With pollination vital to maintaining the ecosystems we all depend on for food production, NatureScot is supporting Scottish pupils, volunteers and groups in a new effort to bolster the country’s insect population. By Agnes Stevenson

On spring days, bees should be buzzing around our hedgerows, gardens and fields, but in recent years these and other insects have become less evident.
Studies have shown that the numbers of some insects have fallen.
So why should we be worried if there is one less moth fluttering around street lights in our towns at night or if our countryside picnics are now free of wasps? 

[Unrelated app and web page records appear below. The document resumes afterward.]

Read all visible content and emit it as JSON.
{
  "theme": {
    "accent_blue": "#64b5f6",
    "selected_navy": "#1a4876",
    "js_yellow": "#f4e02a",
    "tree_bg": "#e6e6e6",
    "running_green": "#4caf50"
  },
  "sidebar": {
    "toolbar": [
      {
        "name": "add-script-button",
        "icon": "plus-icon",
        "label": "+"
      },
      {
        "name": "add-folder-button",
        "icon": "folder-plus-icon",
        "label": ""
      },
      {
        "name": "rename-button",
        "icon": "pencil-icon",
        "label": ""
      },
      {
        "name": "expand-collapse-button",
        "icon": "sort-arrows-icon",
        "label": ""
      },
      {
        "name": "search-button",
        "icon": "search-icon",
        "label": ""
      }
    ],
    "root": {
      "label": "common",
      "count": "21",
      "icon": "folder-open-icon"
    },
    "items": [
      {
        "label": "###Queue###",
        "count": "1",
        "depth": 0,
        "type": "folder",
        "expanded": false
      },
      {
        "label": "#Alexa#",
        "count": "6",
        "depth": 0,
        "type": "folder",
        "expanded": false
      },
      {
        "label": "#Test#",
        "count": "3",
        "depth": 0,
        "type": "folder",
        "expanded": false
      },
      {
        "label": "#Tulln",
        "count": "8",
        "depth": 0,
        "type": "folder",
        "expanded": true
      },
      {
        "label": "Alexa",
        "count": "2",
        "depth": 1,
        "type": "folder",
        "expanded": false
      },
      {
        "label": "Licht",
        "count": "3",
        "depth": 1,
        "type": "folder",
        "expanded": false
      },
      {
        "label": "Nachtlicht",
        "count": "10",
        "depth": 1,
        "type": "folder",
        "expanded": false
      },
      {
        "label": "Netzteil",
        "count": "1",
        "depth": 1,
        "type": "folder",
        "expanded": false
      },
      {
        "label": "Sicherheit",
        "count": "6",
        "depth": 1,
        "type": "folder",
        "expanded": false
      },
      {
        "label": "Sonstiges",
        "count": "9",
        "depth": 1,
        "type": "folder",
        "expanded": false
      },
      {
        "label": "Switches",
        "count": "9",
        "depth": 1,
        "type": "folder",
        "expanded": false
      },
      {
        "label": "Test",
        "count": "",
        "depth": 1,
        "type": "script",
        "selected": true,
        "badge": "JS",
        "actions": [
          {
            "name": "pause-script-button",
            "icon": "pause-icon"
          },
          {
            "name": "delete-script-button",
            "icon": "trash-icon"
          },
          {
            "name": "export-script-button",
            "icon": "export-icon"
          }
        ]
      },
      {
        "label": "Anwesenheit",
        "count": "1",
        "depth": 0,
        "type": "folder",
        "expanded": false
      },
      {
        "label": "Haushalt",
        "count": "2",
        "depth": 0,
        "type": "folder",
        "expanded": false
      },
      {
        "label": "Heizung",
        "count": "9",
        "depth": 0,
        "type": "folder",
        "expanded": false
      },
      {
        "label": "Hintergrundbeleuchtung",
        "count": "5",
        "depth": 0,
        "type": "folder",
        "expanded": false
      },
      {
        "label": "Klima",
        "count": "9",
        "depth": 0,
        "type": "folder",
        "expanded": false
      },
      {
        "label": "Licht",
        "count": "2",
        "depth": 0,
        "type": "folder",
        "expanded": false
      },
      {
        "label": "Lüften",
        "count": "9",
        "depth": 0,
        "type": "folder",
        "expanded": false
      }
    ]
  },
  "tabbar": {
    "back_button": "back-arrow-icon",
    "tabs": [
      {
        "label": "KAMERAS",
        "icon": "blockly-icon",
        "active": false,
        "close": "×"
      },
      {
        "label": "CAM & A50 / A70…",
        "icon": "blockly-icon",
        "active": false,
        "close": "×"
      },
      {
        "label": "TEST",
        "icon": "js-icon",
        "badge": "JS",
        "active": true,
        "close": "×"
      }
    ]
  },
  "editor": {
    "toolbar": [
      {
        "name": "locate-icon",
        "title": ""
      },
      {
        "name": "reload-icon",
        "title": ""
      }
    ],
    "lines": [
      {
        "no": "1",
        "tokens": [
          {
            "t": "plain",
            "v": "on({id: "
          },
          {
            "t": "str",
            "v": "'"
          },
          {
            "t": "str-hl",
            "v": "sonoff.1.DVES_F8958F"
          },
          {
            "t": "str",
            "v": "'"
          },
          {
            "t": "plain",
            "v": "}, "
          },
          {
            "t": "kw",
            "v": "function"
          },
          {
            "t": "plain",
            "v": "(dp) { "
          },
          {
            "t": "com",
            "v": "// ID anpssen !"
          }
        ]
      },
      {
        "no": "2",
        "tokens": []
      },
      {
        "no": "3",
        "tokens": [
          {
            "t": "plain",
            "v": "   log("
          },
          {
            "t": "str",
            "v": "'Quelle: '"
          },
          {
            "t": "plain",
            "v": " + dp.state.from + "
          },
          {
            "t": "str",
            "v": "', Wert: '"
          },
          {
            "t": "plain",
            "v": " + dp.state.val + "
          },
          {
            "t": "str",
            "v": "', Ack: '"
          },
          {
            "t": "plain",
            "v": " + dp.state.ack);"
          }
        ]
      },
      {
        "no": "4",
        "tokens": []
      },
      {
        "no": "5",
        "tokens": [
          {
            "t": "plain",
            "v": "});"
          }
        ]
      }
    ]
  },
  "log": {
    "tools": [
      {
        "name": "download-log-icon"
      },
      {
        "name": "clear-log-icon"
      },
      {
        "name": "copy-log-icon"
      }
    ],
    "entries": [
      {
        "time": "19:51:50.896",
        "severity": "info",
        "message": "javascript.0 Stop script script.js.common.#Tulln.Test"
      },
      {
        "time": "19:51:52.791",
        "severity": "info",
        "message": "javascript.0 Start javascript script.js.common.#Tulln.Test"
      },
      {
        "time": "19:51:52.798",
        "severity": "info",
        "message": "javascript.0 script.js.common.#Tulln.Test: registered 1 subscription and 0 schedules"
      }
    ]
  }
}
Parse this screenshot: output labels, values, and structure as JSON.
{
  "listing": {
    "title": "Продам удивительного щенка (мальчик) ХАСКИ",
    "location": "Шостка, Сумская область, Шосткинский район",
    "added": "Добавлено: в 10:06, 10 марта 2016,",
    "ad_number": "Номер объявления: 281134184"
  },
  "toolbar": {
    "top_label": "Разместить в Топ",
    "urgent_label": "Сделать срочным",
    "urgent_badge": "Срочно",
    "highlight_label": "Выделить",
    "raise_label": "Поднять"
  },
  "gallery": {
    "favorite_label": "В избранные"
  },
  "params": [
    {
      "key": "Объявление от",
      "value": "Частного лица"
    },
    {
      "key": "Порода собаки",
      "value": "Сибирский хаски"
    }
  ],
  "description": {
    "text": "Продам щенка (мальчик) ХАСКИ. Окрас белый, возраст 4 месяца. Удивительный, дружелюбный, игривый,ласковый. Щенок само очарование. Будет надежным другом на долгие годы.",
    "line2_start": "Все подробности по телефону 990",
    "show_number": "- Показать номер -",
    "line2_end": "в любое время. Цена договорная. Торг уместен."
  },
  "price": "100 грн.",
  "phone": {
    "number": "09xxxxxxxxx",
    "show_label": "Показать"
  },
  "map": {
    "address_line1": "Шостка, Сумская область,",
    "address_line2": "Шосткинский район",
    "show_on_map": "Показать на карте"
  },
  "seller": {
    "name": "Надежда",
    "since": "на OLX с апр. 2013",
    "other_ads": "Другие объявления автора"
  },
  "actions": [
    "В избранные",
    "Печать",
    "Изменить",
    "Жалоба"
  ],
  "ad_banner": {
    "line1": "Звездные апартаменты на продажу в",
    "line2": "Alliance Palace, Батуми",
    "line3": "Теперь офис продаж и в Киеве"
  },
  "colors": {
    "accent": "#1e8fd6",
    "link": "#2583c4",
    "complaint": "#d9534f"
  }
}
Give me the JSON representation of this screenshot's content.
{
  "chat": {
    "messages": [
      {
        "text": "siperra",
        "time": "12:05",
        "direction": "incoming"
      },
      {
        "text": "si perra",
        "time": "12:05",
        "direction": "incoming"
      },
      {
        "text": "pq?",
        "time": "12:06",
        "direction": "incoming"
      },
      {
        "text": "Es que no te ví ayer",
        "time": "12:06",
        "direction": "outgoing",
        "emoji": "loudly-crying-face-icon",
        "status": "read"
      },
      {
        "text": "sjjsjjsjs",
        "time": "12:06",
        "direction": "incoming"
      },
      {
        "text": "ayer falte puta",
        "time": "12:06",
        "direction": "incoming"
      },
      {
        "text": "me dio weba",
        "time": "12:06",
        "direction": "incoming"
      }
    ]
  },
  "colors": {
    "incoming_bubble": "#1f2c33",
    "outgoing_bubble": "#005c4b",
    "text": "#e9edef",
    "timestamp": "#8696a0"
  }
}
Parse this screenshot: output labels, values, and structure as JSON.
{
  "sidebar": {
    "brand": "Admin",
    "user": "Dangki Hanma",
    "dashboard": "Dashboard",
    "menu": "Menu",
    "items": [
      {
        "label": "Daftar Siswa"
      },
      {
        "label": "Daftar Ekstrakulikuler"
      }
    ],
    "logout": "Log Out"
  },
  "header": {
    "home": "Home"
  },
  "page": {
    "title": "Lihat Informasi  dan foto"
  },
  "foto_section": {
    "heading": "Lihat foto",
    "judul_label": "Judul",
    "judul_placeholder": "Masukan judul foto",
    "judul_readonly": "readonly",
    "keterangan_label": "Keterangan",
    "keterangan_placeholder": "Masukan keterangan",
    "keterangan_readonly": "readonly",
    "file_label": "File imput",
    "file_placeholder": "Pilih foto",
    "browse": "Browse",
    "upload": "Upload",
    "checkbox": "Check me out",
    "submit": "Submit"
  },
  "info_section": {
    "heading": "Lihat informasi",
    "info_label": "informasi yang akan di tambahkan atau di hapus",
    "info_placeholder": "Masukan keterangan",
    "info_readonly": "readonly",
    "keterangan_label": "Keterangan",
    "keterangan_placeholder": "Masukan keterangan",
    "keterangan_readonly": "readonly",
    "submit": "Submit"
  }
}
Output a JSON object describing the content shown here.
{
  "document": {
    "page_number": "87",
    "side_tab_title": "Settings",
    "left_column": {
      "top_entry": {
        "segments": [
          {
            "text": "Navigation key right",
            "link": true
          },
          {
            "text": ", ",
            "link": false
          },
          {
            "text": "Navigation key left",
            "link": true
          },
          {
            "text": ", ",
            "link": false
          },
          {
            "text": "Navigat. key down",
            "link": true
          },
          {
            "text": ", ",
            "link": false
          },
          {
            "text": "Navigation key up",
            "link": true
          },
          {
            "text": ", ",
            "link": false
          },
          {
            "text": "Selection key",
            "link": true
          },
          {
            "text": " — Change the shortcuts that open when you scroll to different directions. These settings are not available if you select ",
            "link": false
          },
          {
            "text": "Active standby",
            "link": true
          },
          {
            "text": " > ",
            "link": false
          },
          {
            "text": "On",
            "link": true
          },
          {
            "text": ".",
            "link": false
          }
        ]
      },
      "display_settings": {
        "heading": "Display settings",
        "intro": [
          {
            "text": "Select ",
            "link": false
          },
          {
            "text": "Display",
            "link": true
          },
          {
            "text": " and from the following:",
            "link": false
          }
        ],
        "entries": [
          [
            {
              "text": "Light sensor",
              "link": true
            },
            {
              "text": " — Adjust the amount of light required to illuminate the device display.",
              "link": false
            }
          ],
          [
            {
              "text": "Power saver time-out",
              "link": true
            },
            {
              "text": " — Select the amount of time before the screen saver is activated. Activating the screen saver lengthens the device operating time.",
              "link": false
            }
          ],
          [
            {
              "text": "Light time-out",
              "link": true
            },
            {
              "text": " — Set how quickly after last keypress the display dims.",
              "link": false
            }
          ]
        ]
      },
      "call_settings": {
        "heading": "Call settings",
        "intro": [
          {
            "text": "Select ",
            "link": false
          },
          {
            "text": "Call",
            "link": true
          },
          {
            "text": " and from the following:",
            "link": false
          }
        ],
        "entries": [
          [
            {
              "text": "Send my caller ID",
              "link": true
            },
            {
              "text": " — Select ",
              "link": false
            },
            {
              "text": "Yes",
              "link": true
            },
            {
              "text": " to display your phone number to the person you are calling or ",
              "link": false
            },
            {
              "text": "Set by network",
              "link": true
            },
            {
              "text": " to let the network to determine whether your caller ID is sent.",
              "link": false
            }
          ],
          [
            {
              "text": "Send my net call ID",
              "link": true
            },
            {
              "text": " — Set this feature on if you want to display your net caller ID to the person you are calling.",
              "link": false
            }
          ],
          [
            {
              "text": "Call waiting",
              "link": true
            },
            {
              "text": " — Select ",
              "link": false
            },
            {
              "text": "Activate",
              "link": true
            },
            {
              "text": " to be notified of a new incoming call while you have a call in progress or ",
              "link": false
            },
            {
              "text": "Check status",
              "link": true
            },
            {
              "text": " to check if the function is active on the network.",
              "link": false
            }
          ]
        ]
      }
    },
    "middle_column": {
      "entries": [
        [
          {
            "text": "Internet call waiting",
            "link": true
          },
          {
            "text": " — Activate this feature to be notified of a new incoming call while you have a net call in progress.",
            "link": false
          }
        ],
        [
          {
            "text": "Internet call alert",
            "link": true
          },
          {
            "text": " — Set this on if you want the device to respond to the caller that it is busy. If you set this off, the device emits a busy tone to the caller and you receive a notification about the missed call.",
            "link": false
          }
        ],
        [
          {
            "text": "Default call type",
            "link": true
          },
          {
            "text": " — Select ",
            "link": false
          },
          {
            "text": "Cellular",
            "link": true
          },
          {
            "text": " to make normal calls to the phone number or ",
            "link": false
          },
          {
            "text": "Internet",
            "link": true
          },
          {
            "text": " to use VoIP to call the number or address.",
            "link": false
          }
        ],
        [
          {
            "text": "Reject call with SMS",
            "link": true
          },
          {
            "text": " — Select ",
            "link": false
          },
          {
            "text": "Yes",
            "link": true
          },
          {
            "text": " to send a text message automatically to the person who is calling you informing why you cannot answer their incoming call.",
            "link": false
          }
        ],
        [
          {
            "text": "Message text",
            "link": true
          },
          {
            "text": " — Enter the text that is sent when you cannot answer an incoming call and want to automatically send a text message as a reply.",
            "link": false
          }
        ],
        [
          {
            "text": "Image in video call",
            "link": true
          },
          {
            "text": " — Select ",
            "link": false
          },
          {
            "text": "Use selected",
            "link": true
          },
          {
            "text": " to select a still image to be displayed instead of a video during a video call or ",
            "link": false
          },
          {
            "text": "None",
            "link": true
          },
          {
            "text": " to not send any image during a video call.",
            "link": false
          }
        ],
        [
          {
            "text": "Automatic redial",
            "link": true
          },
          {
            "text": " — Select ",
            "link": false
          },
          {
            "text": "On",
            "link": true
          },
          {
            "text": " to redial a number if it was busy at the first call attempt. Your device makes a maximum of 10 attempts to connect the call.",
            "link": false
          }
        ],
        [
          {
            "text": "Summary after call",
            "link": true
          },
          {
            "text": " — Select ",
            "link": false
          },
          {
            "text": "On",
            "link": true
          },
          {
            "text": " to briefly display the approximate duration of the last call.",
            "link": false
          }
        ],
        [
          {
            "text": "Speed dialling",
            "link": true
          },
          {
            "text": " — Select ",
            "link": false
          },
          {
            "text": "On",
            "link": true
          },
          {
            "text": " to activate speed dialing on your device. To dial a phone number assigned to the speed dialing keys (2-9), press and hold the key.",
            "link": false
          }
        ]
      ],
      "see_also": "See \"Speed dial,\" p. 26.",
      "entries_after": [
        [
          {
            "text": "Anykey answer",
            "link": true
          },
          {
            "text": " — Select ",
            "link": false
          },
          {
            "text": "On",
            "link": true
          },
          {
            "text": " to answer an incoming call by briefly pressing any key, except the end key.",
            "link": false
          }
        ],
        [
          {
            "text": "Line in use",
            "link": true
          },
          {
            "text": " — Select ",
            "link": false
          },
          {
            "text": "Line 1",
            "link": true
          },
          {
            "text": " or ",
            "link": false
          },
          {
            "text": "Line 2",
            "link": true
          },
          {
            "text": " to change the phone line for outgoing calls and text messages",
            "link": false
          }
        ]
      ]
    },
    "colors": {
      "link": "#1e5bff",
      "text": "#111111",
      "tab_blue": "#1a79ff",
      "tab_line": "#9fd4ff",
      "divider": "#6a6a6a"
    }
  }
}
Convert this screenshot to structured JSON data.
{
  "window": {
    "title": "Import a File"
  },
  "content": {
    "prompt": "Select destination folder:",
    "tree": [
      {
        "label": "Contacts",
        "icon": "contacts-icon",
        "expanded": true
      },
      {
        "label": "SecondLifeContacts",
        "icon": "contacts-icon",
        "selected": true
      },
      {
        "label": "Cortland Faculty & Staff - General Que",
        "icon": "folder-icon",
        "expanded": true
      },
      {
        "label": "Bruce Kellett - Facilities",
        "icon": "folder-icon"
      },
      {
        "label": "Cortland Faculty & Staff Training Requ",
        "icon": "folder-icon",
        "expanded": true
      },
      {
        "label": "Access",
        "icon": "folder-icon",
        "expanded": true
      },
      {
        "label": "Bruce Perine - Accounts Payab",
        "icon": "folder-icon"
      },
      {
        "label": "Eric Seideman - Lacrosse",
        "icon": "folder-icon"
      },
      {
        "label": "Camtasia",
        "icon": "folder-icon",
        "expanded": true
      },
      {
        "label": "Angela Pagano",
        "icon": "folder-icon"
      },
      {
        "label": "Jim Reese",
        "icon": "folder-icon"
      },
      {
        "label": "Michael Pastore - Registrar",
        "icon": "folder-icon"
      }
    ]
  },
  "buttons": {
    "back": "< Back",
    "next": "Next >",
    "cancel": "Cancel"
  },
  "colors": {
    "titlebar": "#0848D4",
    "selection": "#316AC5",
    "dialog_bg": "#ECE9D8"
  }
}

Well, the reason is that these small and delicate creatures play a vital part in the production of our food and in the health of the entire ecosystem. 
That’s why in 2017 Scotland’s wildlife organisations came together under the auspices of NatureScot to publish The Pollinator Strategy for Scotland, setting out what actions needed to be taken to address the problem.
Now a new progress report published by The Pollinator Strategy group has highlighted the wide range of activities – from meadow-sowing to bulb planting – that are being undertaken by environmental organisations, volunteers and school groups across Scotland to help increase insect populations.

It has been a huge effort, with hundreds of people rolling up their sleeves to turn sterile areas in towns and cities, as well as in the countryside, into important insect habitats. These projects have been supported by the Scottish Government’s Biodiversity Challenge Fund and more work is set to be undertaken through the new £65m Nature Restoration Fund, helping to further boost populations of hoverflies, bumblebees and other pollinators.
Jim Jeffrey, pictured right, is NatureScot’s Pollinator Strategy Manager and he says that there are a number of species, including the Great Yellow Bumblebee and the Moss Carder Bumblebee, which are in particular need of help.

“If you look at distribution maps you will see that the Great Yellow Bumblebee is now largely confined to machair and other flower-rich areas in the Outer Hebrides, Coll, Tiree, Orkney, Caithness and Sutherland. Their habitats are fragmented, which makes it harder for them to thrive.”
Agricultural practices, the use of pesticides and climate change are amongst the reasons why these and other insects have gone into decline and the effects are being felt by growers.
“Many of our important crops such as strawberries, raspberries and apples, rely on insects for pollination so we are working closely with agri-environment schemes in Scotland in order to encourage pollinator-friendly practices. Without pollinators, some crops yields would fall.” 

NatureScot is also working with Scotland’s local authorities to change the way in which public spaces are managed, with areas of long grass now becoming a common feature around playing fields and alongside roadside verges. Falkirk Council has embraced the idea, by creating ‘pollinator parks’ and wildlife corridors, which allow insects to move from one area to the next in search of nectar-rich flowers. And along the John Muir Way – the long-distance walking route that stretches 134 miles from Helensburgh to Dunbar – areas are being managed for pollinators, with nectar-rich plantings along its entire length.

The key to this kind of activity, says Jim, is to keep the public informed of why these changes are beneficial. “Sometimes people think long grass looks untidy and that their council has stopped cutting it simply as a way to save money, when in fact it is about saving the environment and once the public know that they become much more receptive to the idea of open spaces being cultivated as meadows.” And it isn’t just bumblebees and hoverflies that need our help. 

“Too often wasps are considered a nuisance, but they also have their part to play in the ecosystem, so we have to learn to appreciate them,” says Jim.
“You cannot remove one species from the equation and then expect the rest to thrive – everything needs our support if we are going to get nature back into balance again. 
“For example, bees and hoverflies are our most important pollinators and there are over 200 species of bee in the British Isles, with the bulk of those solitary bees. When we highlight that they help support healthy wild plant populations, and are well adapted to pollinate many of our fruit crops, people see the bigger picture around pollinators.” 

It’s not just farmers and community groups who have a part to play in helping pollinators, everyone can do something to improve their local habitat – from growing wildflowers in a window box to encouraging their local authority to leave areas of grass uncut.

In gardens, tidy lawns are sterile spaces, but if the grass is left to grow until after the dandelions have flowered and then cut before they set seed, the nectar-rich habitat which is created will sustain all kinds of insects.
Spring-flowering shrubs should also be left unpruned until early summer and by planting a succession of spring flowers, including snowdrops, primroses and bluebells, gardeners will be providing nourishment for insects however early they come out of hibernation.
Pesticides of all kinds should also be avoided as these can have a devastating effect on insect populations, while twigs and stones piled up in sheltered spots can provide places for hibernation through the winter months.


This article was brought to you in association with Nature Scot